I was almost tempted, but managed to restrain myself, to use that old chestnut “liquid sunshine”.
But it turns out, (and why am I not surprised by this?) that the Met Office weren’t being entirely honest with us. 2012 was only the wettest year in the period since 1910, which is the period during which they have digitised records. In fact (as Paul Simons of The Times tells us), they have records going back to 1766, and if you go that far back 2012 was only the third wettest. The wettest was 1872. This information sent me scurrying to my gardening magazines from that time, to see what people at the time were saying. The ‘Cottage Gardener’ reported that “1872 has achieved the painful notoriety of being the wettest on record”. Well put, I thought.

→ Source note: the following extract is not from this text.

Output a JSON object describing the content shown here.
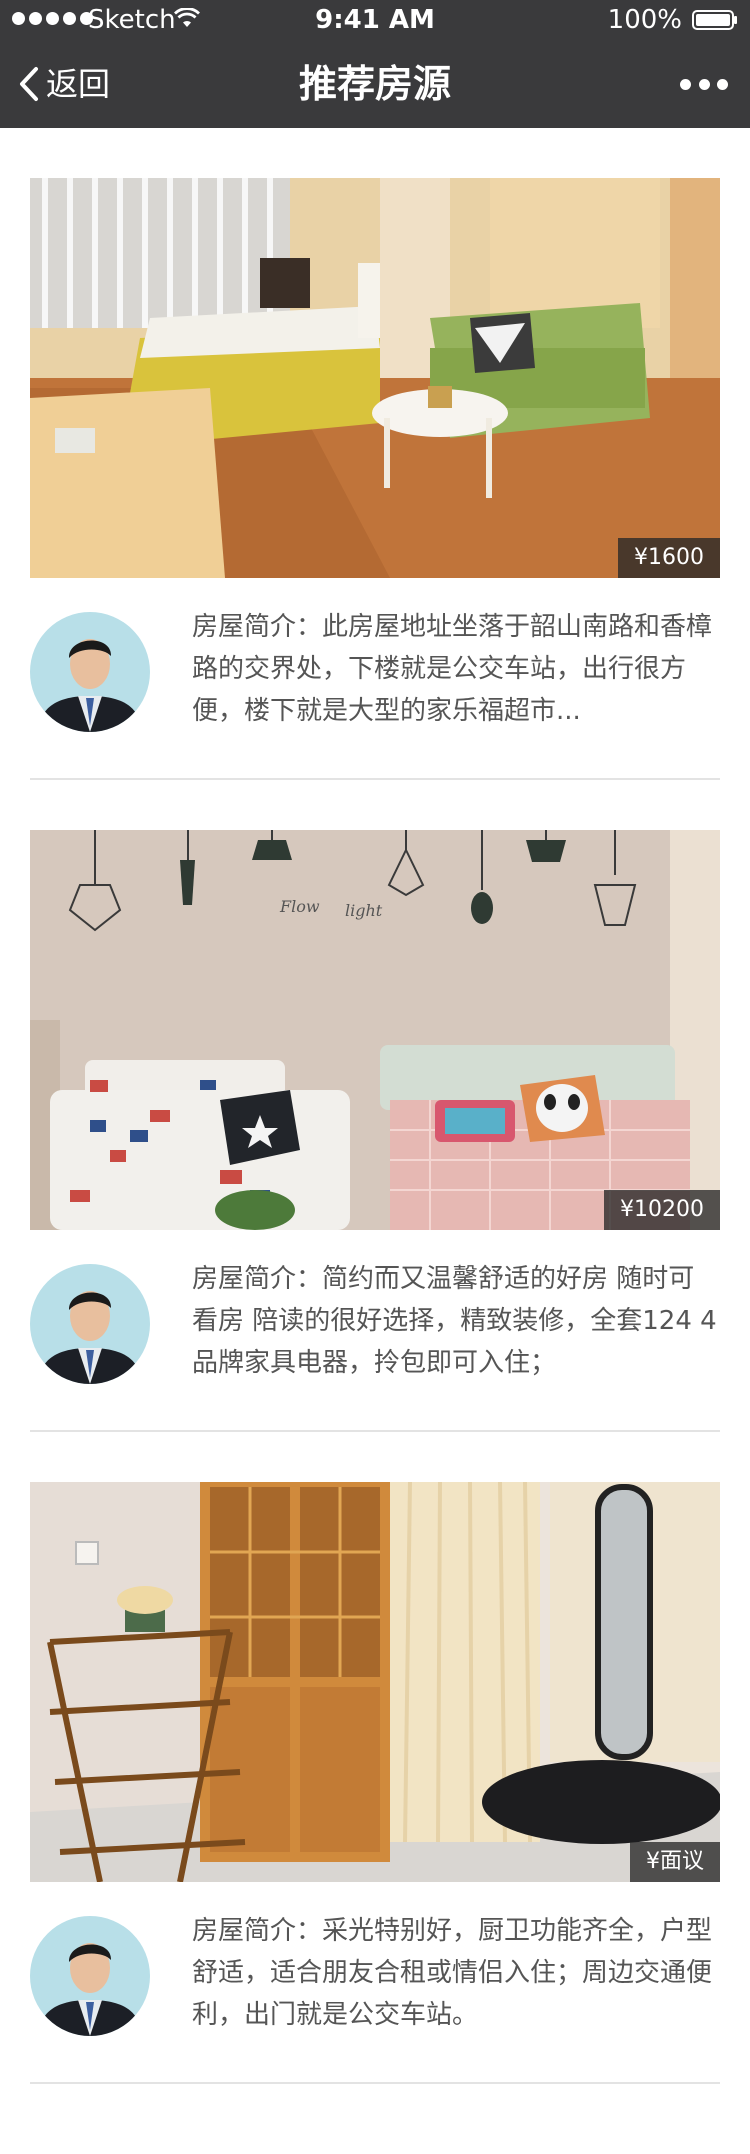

William Robinson’s “The Garden” calculated that 50,000,000,000 tons of rain had fallen, and their correspondent from the Lake District, Mr Isaac Fletcher, the MP for Cockermouth, wrote that “the amount recorded on the Stye – nearly 244 inches – is marvellous, and is greatly in excess of any previous record”. Robinson had published his book “The Subtropical Garden” in the previous year, which will be one reason why he is much better known now for “The Wild Garden”.
The truth is that there are huge variations in rainfall across England and the average of 33 inches in 2012 says nothing about the rainfall in any particular area. Here in Grange our yearly average is 40 inches, so if we were to get only 33 it would be comparatively dry. Just a few miles away in the central lakes, they get 120 inches a year – for them 33 inches would be a drought, and in Stye it would barely wet the surface.